NRS 177.055(2) requires this court to review every death penalty sentence. Pursuant to the statutory requirement, and in addition to the contentions raised by Chappell and addressed above, we have determined that the aggravating circumstances of robbery, burglary and sexual assault, found by the jury, are supported by sufficient evidence. Moreover, there is no evidence in the record indicating that Chappell's death sentence was imposed under the influence of passion, prejudice or any arbitrary factor.
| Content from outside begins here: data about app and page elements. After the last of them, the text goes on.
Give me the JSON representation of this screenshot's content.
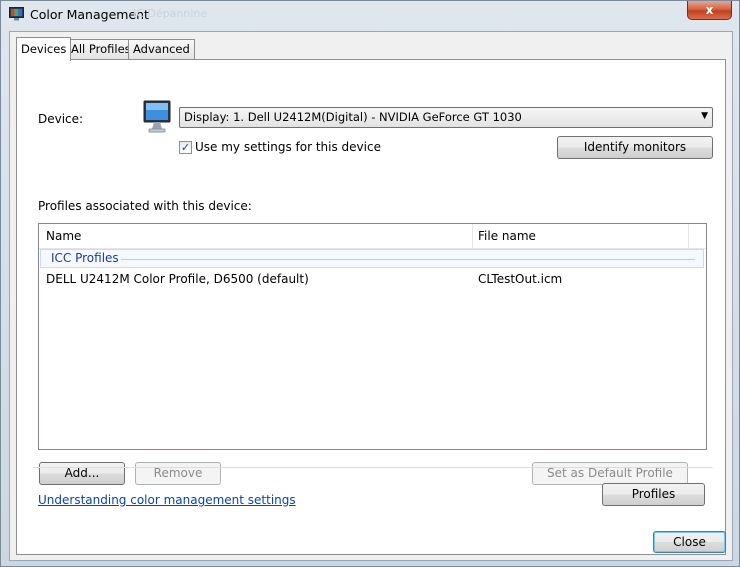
{
  "window": {
    "title": "Color Management",
    "ghost_title": "IC Dépannine",
    "close_glyph": "x"
  },
  "tabs": [
    {
      "label": "Devices",
      "active": true
    },
    {
      "label": "All Profiles",
      "active": false
    },
    {
      "label": "Advanced",
      "active": false
    }
  ],
  "device": {
    "label": "Device:",
    "selected": "Display: 1. Dell U2412M(Digital) - NVIDIA GeForce GT 1030",
    "use_my_settings_label": "Use my settings for this device",
    "use_my_settings_checked": true,
    "identify_button": "Identify monitors"
  },
  "profiles": {
    "section_label": "Profiles associated with this device:",
    "columns": [
      "Name",
      "File name"
    ],
    "group": "ICC Profiles",
    "rows": [
      {
        "name": "DELL U2412M Color Profile, D6500 (default)",
        "file": "CLTestOut.icm"
      }
    ]
  },
  "buttons": {
    "add": "Add...",
    "remove": "Remove",
    "set_default": "Set as Default Profile",
    "profiles": "Profiles",
    "close": "Close"
  },
  "link": "Understanding color management settings",
  "icons": {
    "app": "color-management-icon",
    "monitor": "monitor-icon"
  }
}
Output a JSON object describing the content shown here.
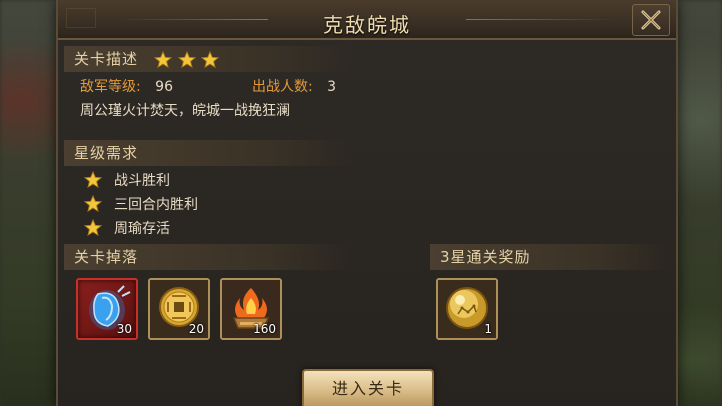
{
  "dialog": {
    "title": "克敌皖城",
    "close_icon": "close-icon"
  },
  "stage_desc": {
    "header": "关卡描述",
    "stars": 3,
    "enemy_level_label": "敌军等级:",
    "enemy_level_value": "96",
    "team_size_label": "出战人数:",
    "team_size_value": "3",
    "story": "周公瑾火计焚天，皖城一战挽狂澜"
  },
  "star_requirements": {
    "header": "星级需求",
    "items": [
      {
        "label": "战斗胜利"
      },
      {
        "label": "三回合内胜利"
      },
      {
        "label": "周瑜存活"
      }
    ]
  },
  "drops": {
    "header": "关卡掉落",
    "items": [
      {
        "icon": "blue-crystal-icon",
        "count": "30"
      },
      {
        "icon": "gold-coin-icon",
        "count": "20"
      },
      {
        "icon": "fire-brazier-icon",
        "count": "160"
      }
    ]
  },
  "reward": {
    "header": "3星通关奖励",
    "items": [
      {
        "icon": "gold-orb-icon",
        "count": "1"
      }
    ]
  },
  "enter_button": "进入关卡",
  "colors": {
    "accent_orange": "#e39a3a",
    "title_gold": "#f0dcae",
    "star_gold": "#f2c53a"
  }
}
Lastly, we have concluded that the death sentence Chappell received was not excessive considering the seriousness of his crimes and Chappell as a person.
NRS 177.055(2) provides:
2. Whether or not the defendant or his counsel affirmatively waives the appeal, the sentence must be reviewed on the record by the supreme court, which shall consider, in a single proceeding if an appeal is taken:
(a) Any error enumerated by way of appeal;
(b) Whether the evidence supports the finding of an aggravating circumstance or circumstances;
(c) Whether the sentence of death was imposed under the influence of passion, prejudice or any arbitrary factor; and
(d) Whether the sentence of death is excessive, considering both the crime and the defendant.
Additional issues raised on appeal
Chappell further contends that: (1) the State's use of peremptory challenges to excuse two African-American jurors from the jury pool was discriminatory; (2) the district court erred in admitting hearsay statements; (3) the district court erred by denying Chappell's motion to strike the notice of intent to seek the death penalty; (4) the State improperly appealed to the jury for vengeance during the penalty phase; (5) cumulative error denied Chappell a fair hearing; and (6) victim impact testimony denied Chappell a fair penalty hearing. We have reviewed each of these issues and conclude that they lack merit.
THE HONORABLE CHARLES E. SPRINGER, Chief Justice, voluntarily recused himself from participation in the decision of this appeal.
THE HONORABLE A. WILLIAM MAUPIN, Justice, voluntarily recused himself from participation in the decision of this appeal.